The new Mazda BT-50 has been handed a full five-star safety rating from the Australasian New Car Assessment Programme (ANCAP).
As expected, the BT-50 effectively inherits the impressive crash-test results of the Isuzu D-Max, the bakkie on which it’s based. However, due to differing front bumper, bonnet and facia designs, the safety authority conducted “supplementary testing” on the BT-50.
These additional tests, says ANCAP, revealed a “very slight increase in potential injury risk” for pedestrians and cyclists, with the BT-50 achieving 67 percent for vulnerable road-user protection (as opposed to the D-Max’s 69 percent).

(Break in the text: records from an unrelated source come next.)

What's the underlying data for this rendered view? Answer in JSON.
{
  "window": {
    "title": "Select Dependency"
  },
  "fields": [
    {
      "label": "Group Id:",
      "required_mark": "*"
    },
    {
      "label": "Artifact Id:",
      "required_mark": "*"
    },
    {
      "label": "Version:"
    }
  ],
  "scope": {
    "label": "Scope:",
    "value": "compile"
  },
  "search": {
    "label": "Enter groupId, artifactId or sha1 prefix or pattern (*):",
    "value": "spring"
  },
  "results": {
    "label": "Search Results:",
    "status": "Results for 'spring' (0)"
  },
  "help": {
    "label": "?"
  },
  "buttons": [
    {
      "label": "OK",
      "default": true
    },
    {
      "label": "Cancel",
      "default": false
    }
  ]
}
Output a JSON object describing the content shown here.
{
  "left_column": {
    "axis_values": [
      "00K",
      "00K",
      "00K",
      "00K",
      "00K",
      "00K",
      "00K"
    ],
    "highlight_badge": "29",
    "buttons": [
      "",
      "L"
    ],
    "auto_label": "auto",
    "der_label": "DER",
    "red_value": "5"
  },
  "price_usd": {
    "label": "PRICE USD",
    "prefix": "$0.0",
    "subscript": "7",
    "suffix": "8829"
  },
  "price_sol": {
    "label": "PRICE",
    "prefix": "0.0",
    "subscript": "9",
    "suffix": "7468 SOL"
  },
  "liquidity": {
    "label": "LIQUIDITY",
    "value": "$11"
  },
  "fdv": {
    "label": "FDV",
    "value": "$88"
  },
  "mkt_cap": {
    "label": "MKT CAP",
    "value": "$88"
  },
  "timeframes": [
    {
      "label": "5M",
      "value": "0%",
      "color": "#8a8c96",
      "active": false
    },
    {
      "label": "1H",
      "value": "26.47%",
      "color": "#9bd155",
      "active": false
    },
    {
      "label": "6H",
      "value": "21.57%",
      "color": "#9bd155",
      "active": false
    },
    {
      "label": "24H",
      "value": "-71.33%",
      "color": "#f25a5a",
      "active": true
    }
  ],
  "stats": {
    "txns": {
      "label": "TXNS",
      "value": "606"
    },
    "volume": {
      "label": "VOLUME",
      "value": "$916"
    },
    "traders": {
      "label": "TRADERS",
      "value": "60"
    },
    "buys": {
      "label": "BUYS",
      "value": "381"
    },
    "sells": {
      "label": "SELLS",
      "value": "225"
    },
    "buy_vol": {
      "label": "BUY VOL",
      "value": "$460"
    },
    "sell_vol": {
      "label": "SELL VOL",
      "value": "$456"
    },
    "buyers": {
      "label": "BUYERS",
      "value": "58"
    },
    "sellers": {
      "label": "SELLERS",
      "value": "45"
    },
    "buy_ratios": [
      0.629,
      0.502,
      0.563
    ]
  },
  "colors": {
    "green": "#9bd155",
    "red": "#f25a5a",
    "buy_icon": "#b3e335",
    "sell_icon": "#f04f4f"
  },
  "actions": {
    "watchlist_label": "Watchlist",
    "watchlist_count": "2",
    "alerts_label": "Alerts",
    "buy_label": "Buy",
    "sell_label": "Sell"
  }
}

Still, since it shares its platform with the D-Max, the BT-50 was handed maximum points for its protection of adult occupants in the side impact and oblique pole tests. Full points were furthermore awarded for the protection of child occupants in the frontal offset and side impact tests.
Fresh safety features introduced to the latest Australian-spec BT-50 include a centre airbag, a “junction assist” function for the autonomous emergency braking system and multi-collision braking.
As a reminder, the new BT-50 measures 5 280 mm long, 1 870 mm wide and 1 790 mm tall, with a wheelbase of 3 125 mm. It is available in initial markets with a locking rear differential, low-range gearing and an 800 mm wading depth. Power comes from Isuzu’s 3,0-litre, four-cylinder turbodiesel engine, which delivers 140 kW at 3 600 r/min and 450 N.m from 1 600 to 2 600 r/min.
Original article from Car